▶ [About this task]:
Return, verbatim and in full, the records that follow, but not their pictures.

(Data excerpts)
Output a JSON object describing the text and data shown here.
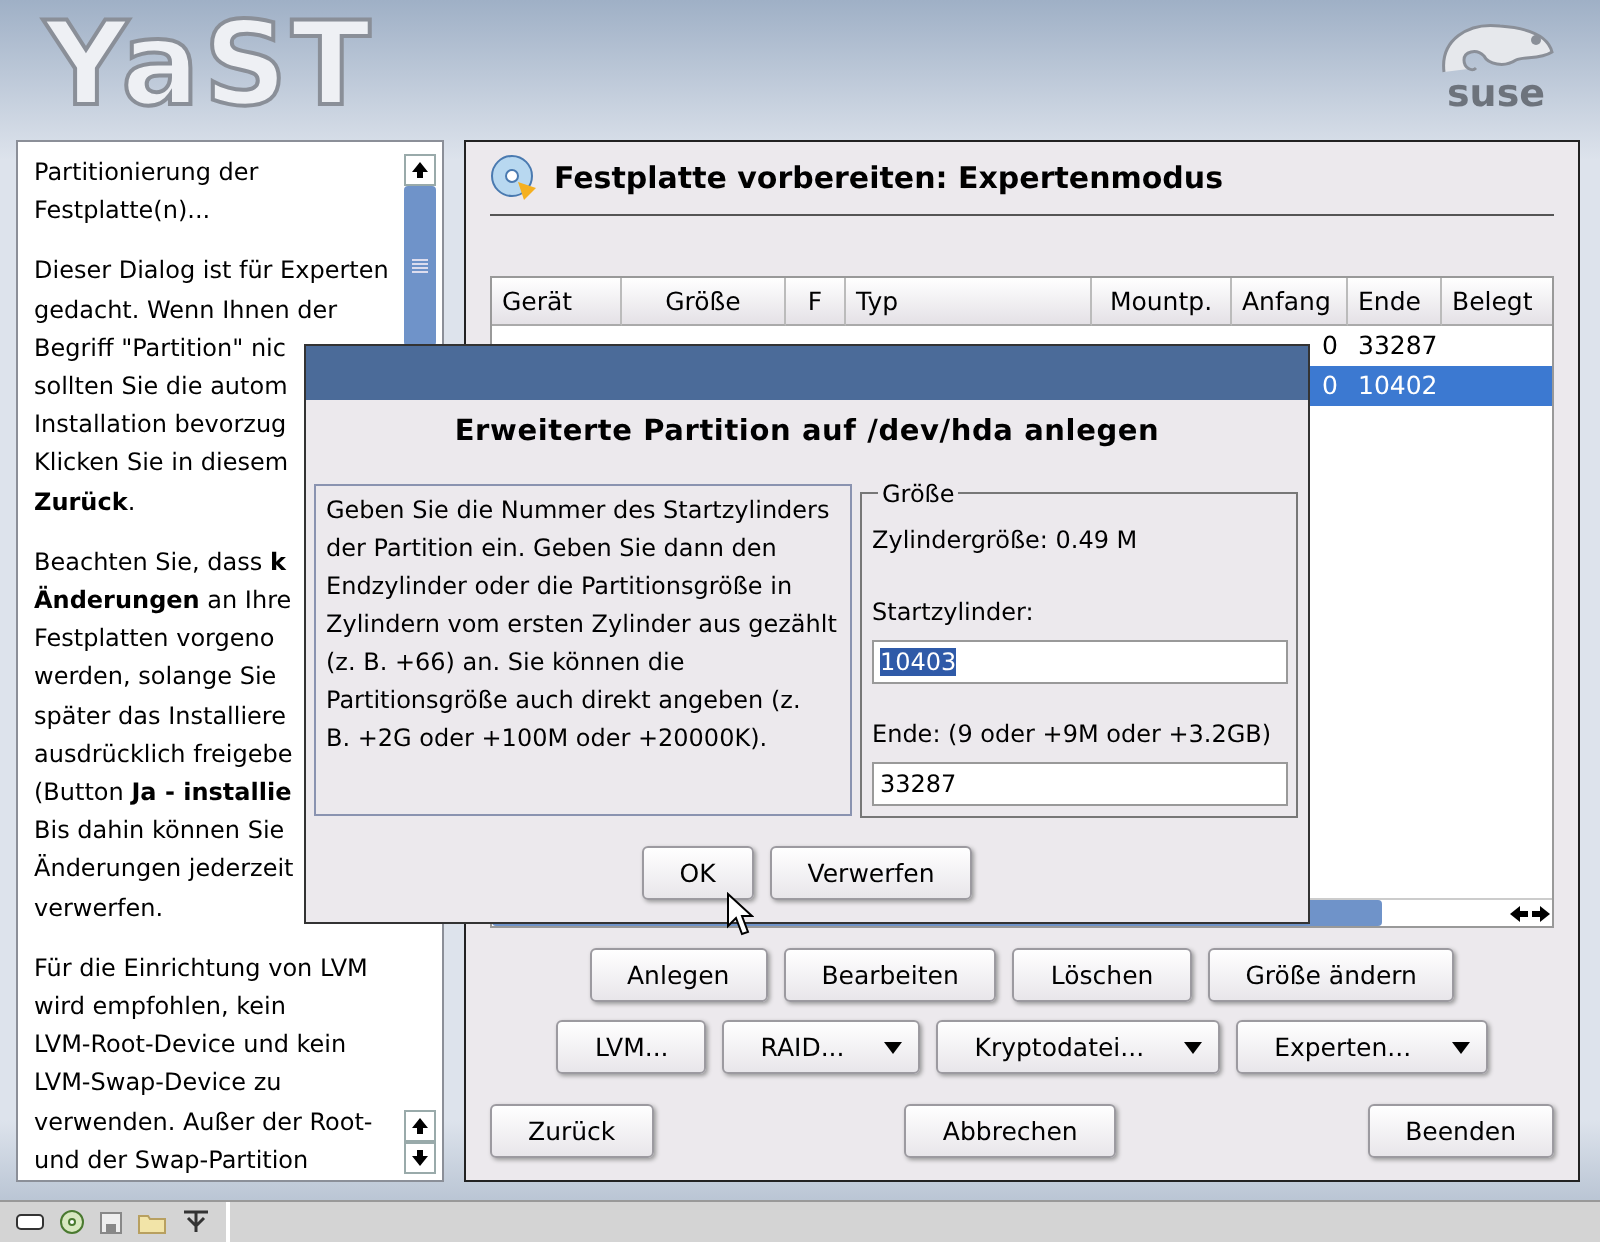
{
  "header": {
    "logo": "YaST",
    "brand": "suse"
  },
  "help": {
    "paragraphs": [
      {
        "lines": [
          "Partitionierung der",
          "Festplatte(n)..."
        ]
      },
      {
        "lines": [
          "Dieser Dialog ist für Experten",
          "gedacht. Wenn Ihnen der",
          "Begriff \"Partition\" nic",
          "sollten Sie die autom",
          "Installation bevorzug",
          "Klicken Sie in diesem",
          "**Zurück**."
        ]
      },
      {
        "lines": [
          "Beachten Sie, dass **k**",
          "**Änderungen** an Ihre",
          "Festplatten vorgeno",
          "werden, solange Sie",
          "später das Installiere",
          "ausdrücklich freigebe",
          "(Button **Ja - installie**",
          "Bis dahin können Sie",
          "Änderungen jederzeit",
          "verwerfen."
        ]
      },
      {
        "lines": [
          "Für die Einrichtung von LVM",
          "wird empfohlen, kein",
          "LVM-Root-Device und kein",
          "LVM-Swap-Device zu",
          "verwenden. Außer der Root-",
          "und der Swap-Partition"
        ]
      }
    ]
  },
  "main": {
    "title": "Festplatte vorbereiten: Expertenmodus",
    "table": {
      "columns": [
        "Gerät",
        "Größe",
        "F",
        "Typ",
        "Mountp.",
        "Anfang",
        "Ende",
        "Belegt"
      ],
      "rows": [
        {
          "selected": false,
          "cells": [
            "",
            "",
            "",
            "",
            "",
            "0",
            "33287",
            ""
          ]
        },
        {
          "selected": true,
          "cells": [
            "",
            "",
            "",
            "",
            "",
            "0",
            "10402",
            ""
          ]
        }
      ]
    },
    "button_rows": [
      [
        {
          "label": "Anlegen",
          "menu": false
        },
        {
          "label": "Bearbeiten",
          "menu": false
        },
        {
          "label": "Löschen",
          "menu": false
        },
        {
          "label": "Größe ändern",
          "menu": false
        }
      ],
      [
        {
          "label": "LVM...",
          "menu": false
        },
        {
          "label": "RAID...",
          "menu": true
        },
        {
          "label": "Kryptodatei...",
          "menu": true
        },
        {
          "label": "Experten...",
          "menu": true
        }
      ]
    ],
    "nav_buttons": [
      "Zurück",
      "Abbrechen",
      "Beenden"
    ]
  },
  "dialog": {
    "title": "Erweiterte Partition auf /dev/hda anlegen",
    "help_lines": [
      "Geben Sie die Nummer des Startzylinders",
      "der Partition ein. Geben Sie dann den",
      "Endzylinder oder die Partitionsgröße in",
      "Zylindern vom ersten Zylinder aus gezählt",
      "(z. B. +66) an. Sie können die",
      "Partitionsgröße auch direkt angeben (z.",
      "B. +2G oder +100M oder +20000K)."
    ],
    "group_title": "Größe",
    "cylinder_size": "Zylindergröße: 0.49 M",
    "start_label": "Startzylinder:",
    "start_value": "10403",
    "start_value_selected": true,
    "end_label": "Ende:  (9 oder +9M oder +3.2GB)",
    "end_value": "33287",
    "buttons": [
      "OK",
      "Verwerfen"
    ]
  }
}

▶ [Solution for this exercise]:
Output a JSON object describing the text and data shown here.
{
  "header": {
    "logo": "YaST",
    "brand": "suse"
  },
  "help": {
    "paragraphs": [
      {
        "lines": [
          "Partitionierung der",
          "Festplatte(n)..."
        ]
      },
      {
        "lines": [
          "Dieser Dialog ist für Experten",
          "gedacht. Wenn Ihnen der",
          "Begriff \"Partition\" nic",
          "sollten Sie die autom",
          "Installation bevorzug",
          "Klicken Sie in diesem",
          "**Zurück**."
        ]
      },
      {
        "lines": [
          "Beachten Sie, dass **k**",
          "**Änderungen** an Ihre",
          "Festplatten vorgeno",
          "werden, solange Sie",
          "später das Installiere",
          "ausdrücklich freigebe",
          "(Button **Ja - installie**",
          "Bis dahin können Sie",
          "Änderungen jederzeit",
          "verwerfen."
        ]
      },
      {
        "lines": [
          "Für die Einrichtung von LVM",
          "wird empfohlen, kein",
          "LVM-Root-Device und kein",
          "LVM-Swap-Device zu",
          "verwenden. Außer der Root-",
          "und der Swap-Partition"
        ]
      }
    ]
  },
  "main": {
    "title": "Festplatte vorbereiten: Expertenmodus",
    "table": {
      "columns": [
        "Gerät",
        "Größe",
        "F",
        "Typ",
        "Mountp.",
        "Anfang",
        "Ende",
        "Belegt"
      ],
      "rows": [
        {
          "selected": false,
          "cells": [
            "",
            "",
            "",
            "",
            "",
            "0",
            "33287",
            ""
          ]
        },
        {
          "selected": true,
          "cells": [
            "",
            "",
            "",
            "",
            "",
            "0",
            "10402",
            ""
          ]
        }
      ]
    },
    "button_rows": [
      [
        {
          "label": "Anlegen",
          "menu": false
        },
        {
          "label": "Bearbeiten",
          "menu": false
        },
        {
          "label": "Löschen",
          "menu": false
        },
        {
          "label": "Größe ändern",
          "menu": false
        }
      ],
      [
        {
          "label": "LVM...",
          "menu": false
        },
        {
          "label": "RAID...",
          "menu": true
        },
        {
          "label": "Kryptodatei...",
          "menu": true
        },
        {
          "label": "Experten...",
          "menu": true
        }
      ]
    ],
    "nav_buttons": [
      "Zurück",
      "Abbrechen",
      "Beenden"
    ]
  },
  "dialog": {
    "title": "Erweiterte Partition auf /dev/hda anlegen",
    "help_lines": [
      "Geben Sie die Nummer des Startzylinders",
      "der Partition ein. Geben Sie dann den",
      "Endzylinder oder die Partitionsgröße in",
      "Zylindern vom ersten Zylinder aus gezählt",
      "(z. B. +66) an. Sie können die",
      "Partitionsgröße auch direkt angeben (z.",
      "B. +2G oder +100M oder +20000K)."
    ],
    "group_title": "Größe",
    "cylinder_size": "Zylindergröße: 0.49 M",
    "start_label": "Startzylinder:",
    "start_value": "10403",
    "start_value_selected": true,
    "end_label": "Ende:  (9 oder +9M oder +3.2GB)",
    "end_value": "33287",
    "buttons": [
      "OK",
      "Verwerfen"
    ]
  }
}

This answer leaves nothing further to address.